My name is Elissa Waller Biegen, and I am proud to be a Beber Camp Legacy member.  I became a camper at Beber Camp 38 years ago during Beber Camp’s third summer.  I had been a camper at Perlman Camp for two years, but, at age 12, I wanted something a little different.  Julie Tucker, one of my bunk mates from Perlman, and I decided to switch and go to Beber Camp in 1979, and it was the perfect fit for us! 

During our first year, there were four girl cabins and four boy cabins.  We didn’t have hobbies or cabin activities.  With only 60 people in camp, everyone did everything together (it was kind of like “who wants to go skiing today?” and we decided on the fly what we would do).  Sometimes our bunk got to go water skiing three times a week!  Everyone in camp was friends with everyone – age was irrelevant for us.  There were no units, it was just one small group and we became very close.  During the school year, I would get together with my Beber friends every Thanksgiving in a different city (Cleveland, Louisville, New York). 

I was a camper for three years, a CIT for one year (at age 15) and the next year I was a counselor at age 16 for the oldest girls bunk.  It is amazing to me that for the short amount of time I was at Beber, it has had the biggest impact on my life.  In those days, we had to really work hard for our friendships.  Long distance phone calls were expensive, so you couldn’t call that much, and there was certainly no texting or email.  You had to write letters.  We would send each other tape cassettes of us talking and mail them around to each other.  We put in a lot of effort to maintain those relationships and my Beber friends are still my closest friends today.  I speak to many of them weekly if not more frequently.  Our children grew up together and think of each other as cousins, not just friends.

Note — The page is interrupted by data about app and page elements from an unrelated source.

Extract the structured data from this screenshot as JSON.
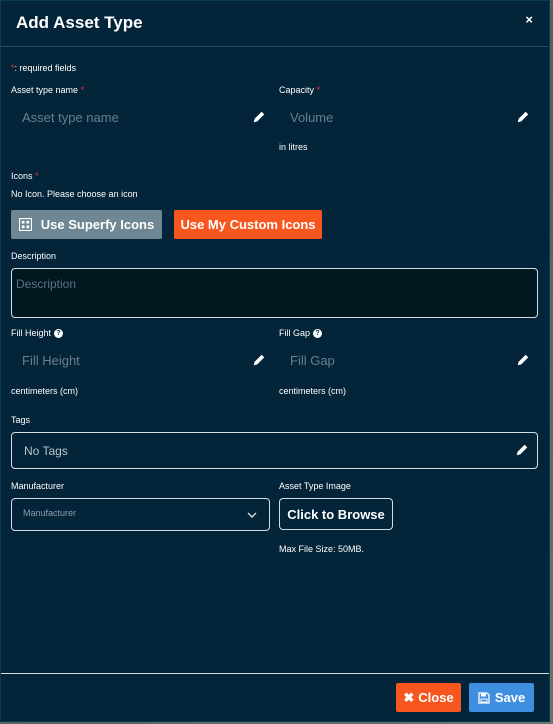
{
  "dialog": {
    "title": "Add Asset Type",
    "close_symbol": "×"
  },
  "required_note": {
    "star": "*",
    "text": ": required fields"
  },
  "asset_type_name": {
    "label": "Asset type name",
    "star": "*",
    "placeholder": "Asset type name"
  },
  "capacity": {
    "label": "Capacity",
    "star": "*",
    "placeholder": "Volume",
    "unit": "in litres"
  },
  "icons": {
    "label": "Icons",
    "star": "*",
    "status": "No Icon. Please choose an icon",
    "superfy_button": "Use Superfy Icons",
    "custom_button": "Use My Custom Icons"
  },
  "description": {
    "label": "Description",
    "placeholder": "Description"
  },
  "fill_height": {
    "label": "Fill Height",
    "help": "?",
    "placeholder": "Fill Height",
    "unit": "centimeters (cm)"
  },
  "fill_gap": {
    "label": "Fill Gap",
    "help": "?",
    "placeholder": "Fill Gap",
    "unit": "centimeters (cm)"
  },
  "tags": {
    "label": "Tags",
    "placeholder": "No Tags"
  },
  "manufacturer": {
    "label": "Manufacturer",
    "placeholder": "Manufacturer"
  },
  "asset_type_image": {
    "label": "Asset Type Image",
    "browse_button": "Click to Browse",
    "max_size": "Max File Size: 50MB."
  },
  "footer": {
    "close_button": "Close",
    "save_button": "Save"
  },
  "colors": {
    "modal_bg": "#032439",
    "accent_orange": "#f7561f",
    "accent_blue": "#3f8fe0",
    "required_red": "#e53935"
  },
  "icons_used": [
    "close-icon",
    "pencil-icon",
    "grid-icon",
    "chevron-down-icon",
    "help-icon",
    "times-icon",
    "save-icon"
  ]
}
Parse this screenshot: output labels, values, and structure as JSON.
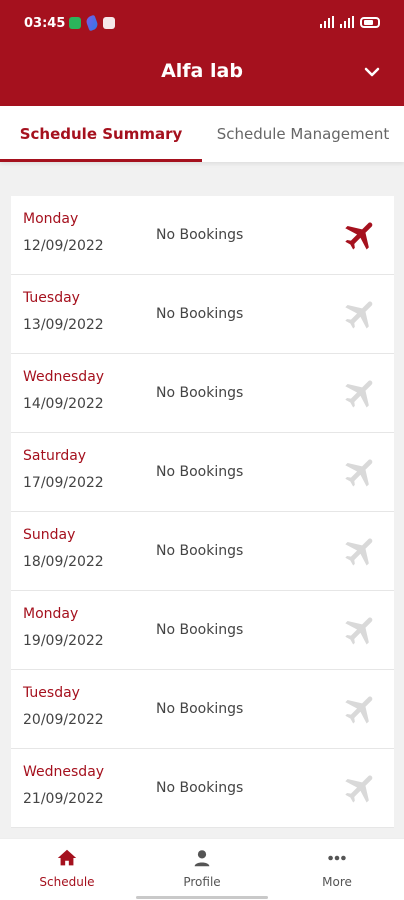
{
  "status_bar": {
    "time": "03:45"
  },
  "header": {
    "title": "Alfa lab"
  },
  "tabs": [
    {
      "label": "Schedule Summary"
    },
    {
      "label": "Schedule Management"
    }
  ],
  "schedule": [
    {
      "day": "Monday",
      "date": "12/09/2022",
      "status": "No Bookings",
      "icon": "airplane-icon"
    },
    {
      "day": "Tuesday",
      "date": "13/09/2022",
      "status": "No Bookings",
      "icon": "airplane-icon"
    },
    {
      "day": "Wednesday",
      "date": "14/09/2022",
      "status": "No Bookings",
      "icon": "airplane-icon"
    },
    {
      "day": "Saturday",
      "date": "17/09/2022",
      "status": "No Bookings",
      "icon": "airplane-icon"
    },
    {
      "day": "Sunday",
      "date": "18/09/2022",
      "status": "No Bookings",
      "icon": "airplane-icon"
    },
    {
      "day": "Monday",
      "date": "19/09/2022",
      "status": "No Bookings",
      "icon": "airplane-icon"
    },
    {
      "day": "Tuesday",
      "date": "20/09/2022",
      "status": "No Bookings",
      "icon": "airplane-icon"
    },
    {
      "day": "Wednesday",
      "date": "21/09/2022",
      "status": "No Bookings",
      "icon": "airplane-icon"
    }
  ],
  "bottom_nav": [
    {
      "label": "Schedule",
      "icon": "home-icon"
    },
    {
      "label": "Profile",
      "icon": "person-icon"
    },
    {
      "label": "More",
      "icon": "more-icon"
    }
  ],
  "colors": {
    "primary": "#a5111e",
    "plane_inactive": "#d9d9d9"
  }
}
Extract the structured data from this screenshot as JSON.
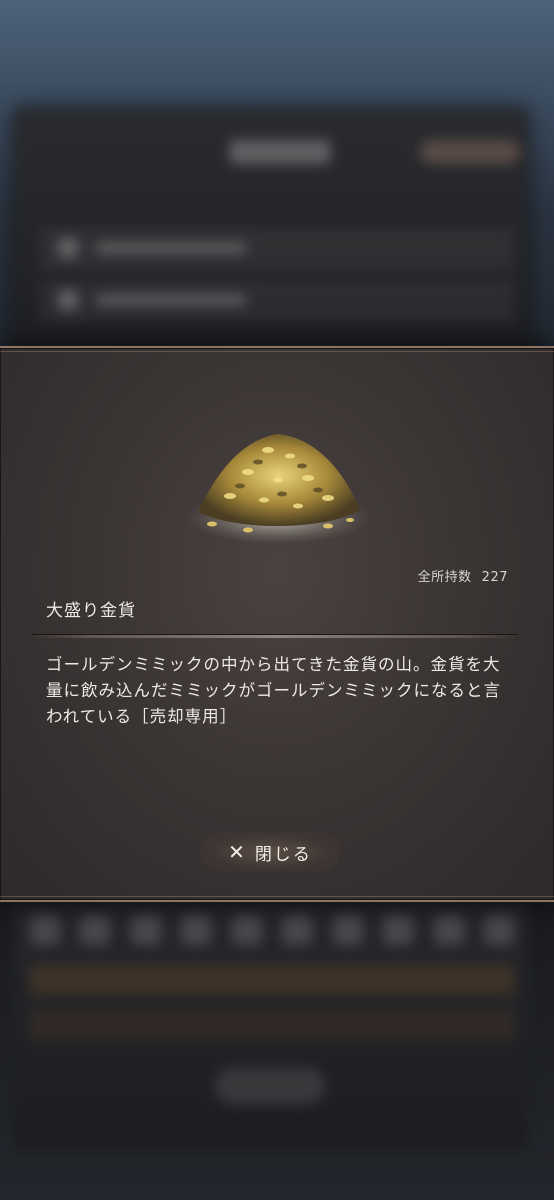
{
  "item": {
    "name": "大盛り金貨",
    "owned_label": "全所持数",
    "owned_count": "227",
    "description": "ゴールデンミミックの中から出てきた金貨の山。金貨を大量に飲み込んだミミックがゴールデンミミックになると言われている［売却専用］",
    "image_icon": "gold-coin-pile"
  },
  "close_button": {
    "label": "閉じる",
    "icon": "close-icon"
  },
  "colors": {
    "panel_border": "#8a7667",
    "panel_bg": "#3b3534",
    "text": "#eeeae6"
  }
}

My friend, Laura Gewurz (who was my CIT when I was a camper), and I started the first alumni reunion in 1993, before I even had kids. Actually, it was the year I started dating Matthew, my husband.  We sat on the floor of Laura’s living room and tried to figure out how we were going to start finding everyone and getting in touch with them….this was well before Facebook and the ease of everyone having an email address.

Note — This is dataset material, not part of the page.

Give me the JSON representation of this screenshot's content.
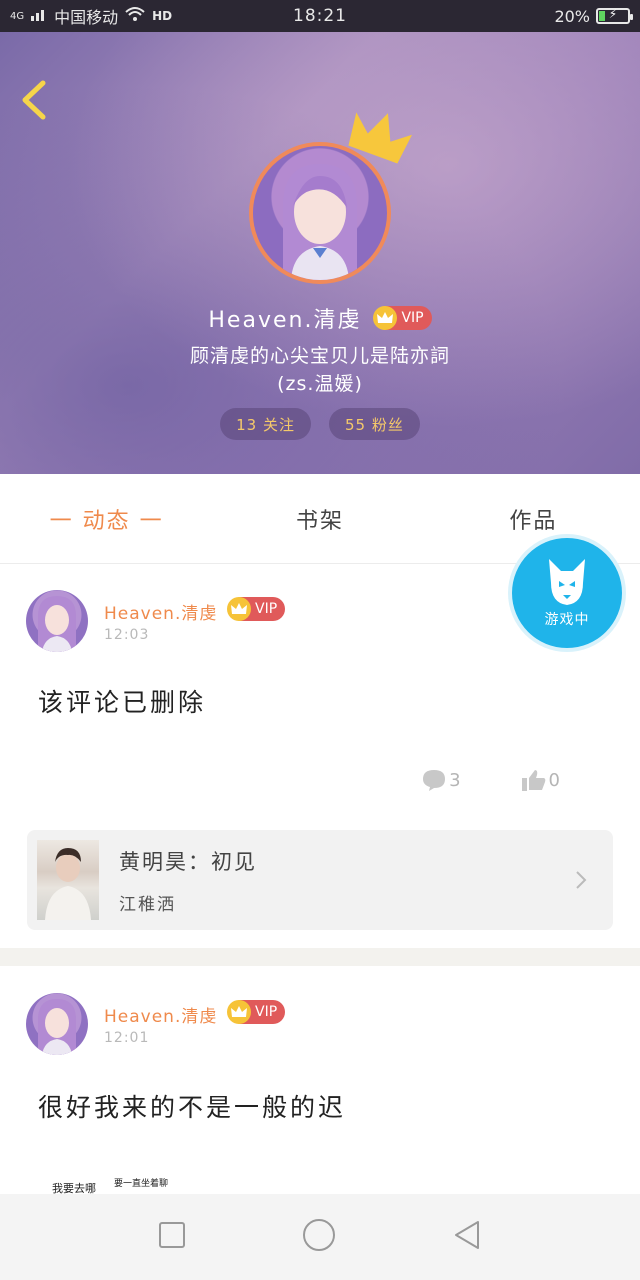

Fast forward 14 years and in 2007 my husband and I sent our two children to Beber at ages 7 and 8.  My husband always knew that there was no other option for our kids – they were going to Beber Camp.  This past summer was their 10th summer at Beber.  Our oldest was a counselor and our youngest was a CIT.  Beber Camp and the friends they have made has become part of their lives and I hope that they will continue this tradition on to their families when they have them.

So, when it came time to think about where I might want to leave my legacy, it was clear to me.  The experience at Beber is something that all Jewish children should have and making a commitment to Beber to leave a legacy is a way that I can help make that opportunity possible for other children.  I’m pleased and proud to be a Beber Camp legacy member and know that even after I’m gone I will have created the opportunity for other children to have what I had (and still have) and what my children have!